TASK ITEM | The data that follows is to be given again, exactly as written.

DATA RECORDS |
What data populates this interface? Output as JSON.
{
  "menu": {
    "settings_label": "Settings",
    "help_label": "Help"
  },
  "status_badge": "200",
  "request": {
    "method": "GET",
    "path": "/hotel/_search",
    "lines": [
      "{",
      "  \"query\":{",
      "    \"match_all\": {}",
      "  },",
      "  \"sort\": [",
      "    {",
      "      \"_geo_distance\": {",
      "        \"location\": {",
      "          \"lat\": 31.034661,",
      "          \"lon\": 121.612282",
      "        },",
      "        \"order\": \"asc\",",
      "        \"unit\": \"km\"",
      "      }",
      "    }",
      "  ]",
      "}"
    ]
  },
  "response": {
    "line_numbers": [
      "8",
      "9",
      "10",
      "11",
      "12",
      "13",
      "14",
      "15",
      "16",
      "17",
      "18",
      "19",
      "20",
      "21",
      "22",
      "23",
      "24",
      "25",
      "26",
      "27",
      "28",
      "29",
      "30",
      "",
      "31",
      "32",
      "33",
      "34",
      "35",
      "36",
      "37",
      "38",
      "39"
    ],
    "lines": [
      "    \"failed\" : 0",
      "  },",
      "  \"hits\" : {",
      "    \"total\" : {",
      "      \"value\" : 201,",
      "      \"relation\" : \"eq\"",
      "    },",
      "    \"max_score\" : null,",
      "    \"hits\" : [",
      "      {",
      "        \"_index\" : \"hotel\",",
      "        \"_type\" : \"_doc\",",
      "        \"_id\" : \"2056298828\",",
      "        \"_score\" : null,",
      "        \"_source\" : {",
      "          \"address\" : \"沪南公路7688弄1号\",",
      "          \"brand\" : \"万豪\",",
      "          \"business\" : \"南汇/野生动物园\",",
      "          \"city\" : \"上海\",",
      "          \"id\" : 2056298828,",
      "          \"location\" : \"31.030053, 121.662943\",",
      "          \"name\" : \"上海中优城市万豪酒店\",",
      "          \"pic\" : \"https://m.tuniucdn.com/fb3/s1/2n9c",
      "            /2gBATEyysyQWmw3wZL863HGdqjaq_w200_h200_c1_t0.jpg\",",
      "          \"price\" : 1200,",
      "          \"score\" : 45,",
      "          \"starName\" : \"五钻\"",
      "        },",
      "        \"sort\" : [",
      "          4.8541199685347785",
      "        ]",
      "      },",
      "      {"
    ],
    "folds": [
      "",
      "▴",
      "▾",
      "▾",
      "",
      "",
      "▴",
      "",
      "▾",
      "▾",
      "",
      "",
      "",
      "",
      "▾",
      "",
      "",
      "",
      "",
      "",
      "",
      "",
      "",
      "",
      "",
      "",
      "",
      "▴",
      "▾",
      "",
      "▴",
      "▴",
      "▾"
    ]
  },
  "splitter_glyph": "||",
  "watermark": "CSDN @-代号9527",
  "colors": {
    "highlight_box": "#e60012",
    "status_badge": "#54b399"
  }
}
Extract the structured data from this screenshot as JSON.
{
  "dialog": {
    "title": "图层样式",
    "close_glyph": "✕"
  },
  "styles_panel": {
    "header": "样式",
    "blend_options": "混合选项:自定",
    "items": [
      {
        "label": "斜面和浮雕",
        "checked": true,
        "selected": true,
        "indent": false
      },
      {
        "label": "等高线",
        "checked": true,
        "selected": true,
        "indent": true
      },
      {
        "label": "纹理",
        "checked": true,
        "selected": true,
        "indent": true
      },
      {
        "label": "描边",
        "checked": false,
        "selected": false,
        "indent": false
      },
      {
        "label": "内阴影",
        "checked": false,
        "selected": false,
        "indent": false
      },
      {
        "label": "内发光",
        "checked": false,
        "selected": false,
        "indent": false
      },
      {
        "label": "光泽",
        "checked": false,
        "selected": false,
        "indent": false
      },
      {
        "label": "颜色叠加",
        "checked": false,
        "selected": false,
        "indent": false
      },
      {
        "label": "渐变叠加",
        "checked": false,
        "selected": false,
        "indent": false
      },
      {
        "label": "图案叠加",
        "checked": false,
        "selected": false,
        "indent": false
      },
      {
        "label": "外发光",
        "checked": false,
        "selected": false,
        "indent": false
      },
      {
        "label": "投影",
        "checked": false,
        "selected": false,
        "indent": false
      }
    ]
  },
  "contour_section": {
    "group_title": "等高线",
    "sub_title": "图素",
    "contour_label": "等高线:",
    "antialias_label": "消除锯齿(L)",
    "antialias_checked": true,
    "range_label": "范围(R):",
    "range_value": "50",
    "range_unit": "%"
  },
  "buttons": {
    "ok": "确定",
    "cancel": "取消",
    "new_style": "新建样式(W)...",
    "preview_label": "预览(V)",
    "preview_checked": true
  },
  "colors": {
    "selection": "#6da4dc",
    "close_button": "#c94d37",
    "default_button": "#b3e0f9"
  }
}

WRITTEN ANSWER |
What data populates this interface? Output as JSON.
{
  "menu": {
    "settings_label": "Settings",
    "help_label": "Help"
  },
  "status_badge": "200",
  "request": {
    "method": "GET",
    "path": "/hotel/_search",
    "lines": [
      "{",
      "  \"query\":{",
      "    \"match_all\": {}",
      "  },",
      "  \"sort\": [",
      "    {",
      "      \"_geo_distance\": {",
      "        \"location\": {",
      "          \"lat\": 31.034661,",
      "          \"lon\": 121.612282",
      "        },",
      "        \"order\": \"asc\",",
      "        \"unit\": \"km\"",
      "      }",
      "    }",
      "  ]",
      "}"
    ]
  },
  "response": {
    "line_numbers": [
      "8",
      "9",
      "10",
      "11",
      "12",
      "13",
      "14",
      "15",
      "16",
      "17",
      "18",
      "19",
      "20",
      "21",
      "22",
      "23",
      "24",
      "25",
      "26",
      "27",
      "28",
      "29",
      "30",
      "",
      "31",
      "32",
      "33",
      "34",
      "35",
      "36",
      "37",
      "38",
      "39"
    ],
    "lines": [
      "    \"failed\" : 0",
      "  },",
      "  \"hits\" : {",
      "    \"total\" : {",
      "      \"value\" : 201,",
      "      \"relation\" : \"eq\"",
      "    },",
      "    \"max_score\" : null,",
      "    \"hits\" : [",
      "      {",
      "        \"_index\" : \"hotel\",",
      "        \"_type\" : \"_doc\",",
      "        \"_id\" : \"2056298828\",",
      "        \"_score\" : null,",
      "        \"_source\" : {",
      "          \"address\" : \"沪南公路7688弄1号\",",
      "          \"brand\" : \"万豪\",",
      "          \"business\" : \"南汇/野生动物园\",",
      "          \"city\" : \"上海\",",
      "          \"id\" : 2056298828,",
      "          \"location\" : \"31.030053, 121.662943\",",
      "          \"name\" : \"上海中优城市万豪酒店\",",
      "          \"pic\" : \"https://m.tuniucdn.com/fb3/s1/2n9c",
      "            /2gBATEyysyQWmw3wZL863HGdqjaq_w200_h200_c1_t0.jpg\",",
      "          \"price\" : 1200,",
      "          \"score\" : 45,",
      "          \"starName\" : \"五钻\"",
      "        },",
      "        \"sort\" : [",
      "          4.8541199685347785",
      "        ]",
      "      },",
      "      {"
    ],
    "folds": [
      "",
      "▴",
      "▾",
      "▾",
      "",
      "",
      "▴",
      "",
      "▾",
      "▾",
      "",
      "",
      "",
      "",
      "▾",
      "",
      "",
      "",
      "",
      "",
      "",
      "",
      "",
      "",
      "",
      "",
      "",
      "▴",
      "▾",
      "",
      "▴",
      "▴",
      "▾"
    ]
  },
  "splitter_glyph": "||",
  "watermark": "CSDN @-代号9527",
  "colors": {
    "highlight_box": "#e60012",
    "status_badge": "#54b399"
  }
}
Extract the structured data from this screenshot as JSON.
{
  "dialog": {
    "title": "图层样式",
    "close_glyph": "✕"
  },
  "styles_panel": {
    "header": "样式",
    "blend_options": "混合选项:自定",
    "items": [
      {
        "label": "斜面和浮雕",
        "checked": true,
        "selected": true,
        "indent": false
      },
      {
        "label": "等高线",
        "checked": true,
        "selected": true,
        "indent": true
      },
      {
        "label": "纹理",
        "checked": true,
        "selected": true,
        "indent": true
      },
      {
        "label": "描边",
        "checked": false,
        "selected": false,
        "indent": false
      },
      {
        "label": "内阴影",
        "checked": false,
        "selected": false,
        "indent": false
      },
      {
        "label": "内发光",
        "checked": false,
        "selected": false,
        "indent": false
      },
      {
        "label": "光泽",
        "checked": false,
        "selected": false,
        "indent": false
      },
      {
        "label": "颜色叠加",
        "checked": false,
        "selected": false,
        "indent": false
      },
      {
        "label": "渐变叠加",
        "checked": false,
        "selected": false,
        "indent": false
      },
      {
        "label": "图案叠加",
        "checked": false,
        "selected": false,
        "indent": false
      },
      {
        "label": "外发光",
        "checked": false,
        "selected": false,
        "indent": false
      },
      {
        "label": "投影",
        "checked": false,
        "selected": false,
        "indent": false
      }
    ]
  },
  "contour_section": {
    "group_title": "等高线",
    "sub_title": "图素",
    "contour_label": "等高线:",
    "antialias_label": "消除锯齿(L)",
    "antialias_checked": true,
    "range_label": "范围(R):",
    "range_value": "50",
    "range_unit": "%"
  },
  "buttons": {
    "ok": "确定",
    "cancel": "取消",
    "new_style": "新建样式(W)...",
    "preview_label": "预览(V)",
    "preview_checked": true
  },
  "colors": {
    "selection": "#6da4dc",
    "close_button": "#c94d37",
    "default_button": "#b3e0f9"
  }
}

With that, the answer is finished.